New Tax Laws for 2009 Tax Season
By Rafique S.M. Ahmed


The US economy is going through the worst recession in history. The situation is getting from bad to worse every passing day. If corrective measures are not taken and implemented expeditiously, we will soon find ourselves confronting a horrible depression which is feared to be worse than the Great Depression.
Keeping his commitment of providing a significant tax relief to    US taxpayers, President-elect Barack Obama has proposed an economic stimulus package called “American Recovery and Reinvestment Plan” which will not only attempt to boost the economy, but will also provide up to $300 billion in tax breaks to individuals and businesses, including $500 tax cuts for most workers and $1,000 for couples, as well as more than $100 billion for businesses.
The tax cuts for individuals and couples would be enacted through reduced payroll deductions. No rebate checks would be issued. For businesses, current year losses would be allowed to offset against prior profits dating back five years instead of the two years currently permitted. The new Congress is expected to approve the rescue legislation soon on a priority basis for Barack Obama to sign it into law shortly after taking office to ease the pain felt by the American people.
2008 was a very busy year for Congress which passed the following tax legislations:

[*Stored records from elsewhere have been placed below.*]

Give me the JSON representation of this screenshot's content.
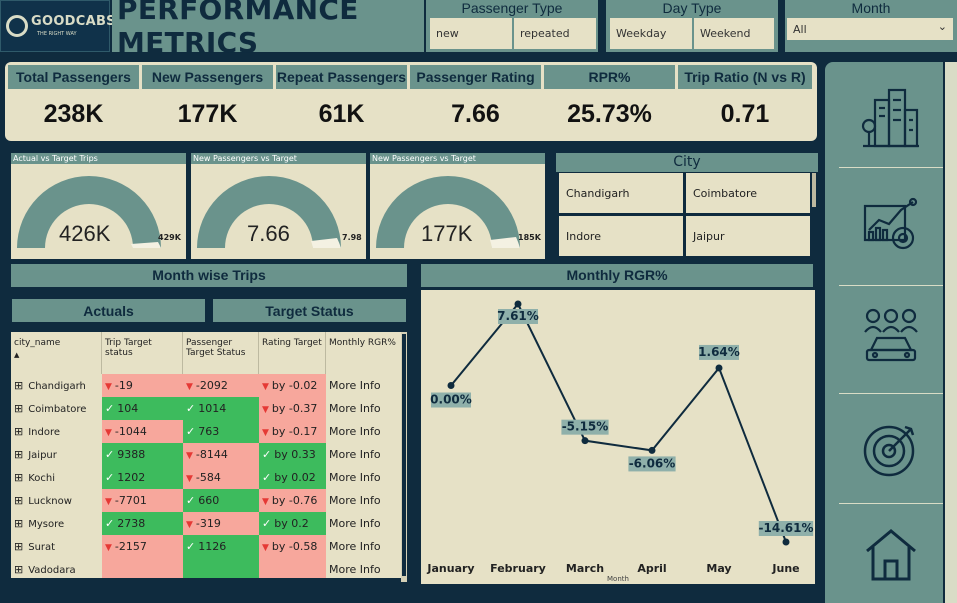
{
  "brand": {
    "name": "GOODCABS",
    "tagline": "THE RIGHT WAY"
  },
  "title": "PERFORMANCE METRICS",
  "filters": {
    "passenger_type": {
      "label": "Passenger Type",
      "options": [
        "new",
        "repeated"
      ]
    },
    "day_type": {
      "label": "Day Type",
      "options": [
        "Weekday",
        "Weekend"
      ]
    },
    "month": {
      "label": "Month",
      "value": "All"
    }
  },
  "kpis": [
    {
      "label": "Total Passengers",
      "value": "238K"
    },
    {
      "label": "New Passengers",
      "value": "177K"
    },
    {
      "label": "Repeat Passengers",
      "value": "61K"
    },
    {
      "label": "Passenger Rating",
      "value": "7.66"
    },
    {
      "label": "RPR%",
      "value": "25.73%"
    },
    {
      "label": "Trip Ratio (N vs R)",
      "value": "0.71"
    }
  ],
  "gauges": [
    {
      "title": "Actual vs Target Trips",
      "value": "426K",
      "target": "429K",
      "fraction": 0.993
    },
    {
      "title": "New Passengers vs Target",
      "value": "7.66",
      "target": "7.98",
      "fraction": 0.96
    },
    {
      "title": "New Passengers vs Target",
      "value": "177K",
      "target": "185K",
      "fraction": 0.957
    }
  ],
  "city_slicer": {
    "title": "City",
    "items": [
      "Chandigarh",
      "Coimbatore",
      "Indore",
      "Jaipur"
    ]
  },
  "month_wise": {
    "title": "Month wise Trips",
    "buttons": [
      "Actuals",
      "Target Status"
    ]
  },
  "table": {
    "columns": [
      "city_name",
      "Trip Target status",
      "Passenger Target Status",
      "Rating Target",
      "Monthly RGR%"
    ],
    "rows": [
      {
        "city": "Chandigarh",
        "trip": "-19",
        "trip_ok": false,
        "pass": "-2092",
        "pass_ok": false,
        "rating": "by -0.02",
        "rating_ok": false,
        "more": "More Info"
      },
      {
        "city": "Coimbatore",
        "trip": "104",
        "trip_ok": true,
        "pass": "1014",
        "pass_ok": true,
        "rating": "by -0.37",
        "rating_ok": false,
        "more": "More Info"
      },
      {
        "city": "Indore",
        "trip": "-1044",
        "trip_ok": false,
        "pass": "763",
        "pass_ok": true,
        "rating": "by -0.17",
        "rating_ok": false,
        "more": "More Info"
      },
      {
        "city": "Jaipur",
        "trip": "9388",
        "trip_ok": true,
        "pass": "-8144",
        "pass_ok": false,
        "rating": "by 0.33",
        "rating_ok": true,
        "more": "More Info"
      },
      {
        "city": "Kochi",
        "trip": "1202",
        "trip_ok": true,
        "pass": "-584",
        "pass_ok": false,
        "rating": "by 0.02",
        "rating_ok": true,
        "more": "More Info"
      },
      {
        "city": "Lucknow",
        "trip": "-7701",
        "trip_ok": false,
        "pass": "660",
        "pass_ok": true,
        "rating": "by -0.76",
        "rating_ok": false,
        "more": "More Info"
      },
      {
        "city": "Mysore",
        "trip": "2738",
        "trip_ok": true,
        "pass": "-319",
        "pass_ok": false,
        "rating": "by 0.2",
        "rating_ok": true,
        "more": "More Info"
      },
      {
        "city": "Surat",
        "trip": "-2157",
        "trip_ok": false,
        "pass": "1126",
        "pass_ok": true,
        "rating": "by -0.58",
        "rating_ok": false,
        "more": "More Info"
      },
      {
        "city": "Vadodara",
        "trip": "",
        "trip_ok": false,
        "pass": "",
        "pass_ok": true,
        "rating": "",
        "rating_ok": false,
        "more": "More Info"
      }
    ]
  },
  "chart_data": {
    "type": "line",
    "title": "Monthly RGR%",
    "xlabel": "Month",
    "categories": [
      "January",
      "February",
      "March",
      "April",
      "May",
      "June"
    ],
    "values": [
      0.0,
      7.61,
      -5.15,
      -6.06,
      1.64,
      -14.61
    ],
    "labels": [
      "0.00%",
      "7.61%",
      "-5.15%",
      "-6.06%",
      "1.64%",
      "-14.61%"
    ]
  },
  "sidebar": [
    "city-buildings-icon",
    "analytics-icon",
    "passengers-car-icon",
    "target-icon",
    "home-icon"
  ],
  "colors": {
    "navy": "#0f2b3e",
    "teal": "#6a938c",
    "cream": "#e6e1c6",
    "red": "#f7a79c",
    "green": "#3dbb5d"
  }
}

  • The Economic Stimulus Act of 2008 passed in February providing rebate checks for as much as $1,200 per couple and $600 for individuals.
  • The Food, Conservation and Energy Act also known as the Farm Act passed in May providing significant tax benefits to farmers, ranchers and timber producers while raising revenue from large corporations.
  • The Heroes Earnings Assistance and Relief Tax Act also known as the Military Tax Relief Bill passed in May providing help for military personnel receiving combat pay, saving for retirement and purchasing homes.
  • The Emergency Economic Stabilization Act of 2008 passed in October not only focused on the rescue of the financial markets, but also took care of AMT patch timely, extended a number of sun setting tax provisions, and a new energy incentive provision.

The following are the significant changes that may affect your 2008 tax returns:

  • If you did not receive the full amount of economic stimulus payment in 2008, you may qualify to receive the difference as Recovery Rebate Credit subject to certain IRS conditions.
  • 0% tax rate for long term gains and dividends for taxpayers in the 10% or 15% tax brackets only.
  • Sales tax deduction extended for two more years through 2009.
  • IRA contribution limit increased to $5,000 per taxpayer or $6,000 if you were 50 or older in 2008. It should be noted that contributions cannot be made to a traditional IRA for the year in which you reach age 70 ½ or any year thereafter.
  • Economic stimulus payments received in 2008 are not taxable.
  • Tax-free contributions from traditional and Roth IRAs for charitable purposes extended through 2009.
  • Teachers’ deduction for classroom supply has been extended for 2008 and 2009.
  • Personal exemption amount increased to $3,500 for 2008 and is subject to phase out for high income taxpayers.
  • Income limits increased for student loan interest deduction.
  • In order  to stimulate business investment, IRS allows taxpayers a 50% first-year bonus depreciation off the cost or adjusted basis of qualifying property which must be purchased and placed in service after December 31, 2007 and before January 1, 2009 and must meet certain conditions. The bonus first year depreciation is in addition to the regular depreciation.
  • The maximum Section 179 expense deduction for business equipment purchases in 2008 has doubled to $250,000 and will be fully phased out when equipment purchases exceed $1,050,000.
  • The maximum earned income tax credit for low income taxpayers with two or more children increased to $4,824 for 2008.
  • The maximum amount of wages subject to social security tax for 2008 increased to $102,000.
  • The maximum amount of investment income you can have and still get Earned Income Credit has increased to $2,950.
  • If you have not owned a home during the last three years or you are a first-time homebuyer, you may take advantage of the special 10 percent credit of the purchase price for homes ranging from $75,000 to $750,000 purchased after April 8, 2008 and prior to July 1, 2009. The credit must be paid back as an additional tax on the taxpayer’s income tax returns over a 15-year period starting 2 years after the credit is taken.
  • Standard deduction increased for most taxpayers.
  • The maximum amount of Hope credit you can claim in 2008 is $1,800 per student.
  • The standard mileage rates for operating your car for business, for moving and medical reasons and for charitable causes were increased twice during the year.
  • IRS to help financially distressed taxpayers owing back taxes.
  • For the second time in history after the Great Depression, State of California is expected to issue IOUs instead of refund checks during the current financial crises.
  • Electronic filing for 2008 tax returns will commence on January 16, 2009.

(Rafique S.M. Ahmed is a professional Tax Accountant and has been providing accounting and tax services in California for more than thirty years. He is also an
Authorized IRS Electronic Filing Provider, located at 1109 Via Verde, San Dimas, California 91773 and can be reached at (909) 599-1412 or 1414.



Editor: Akhtar M. Faruqui
2004 . All Rights Reserved.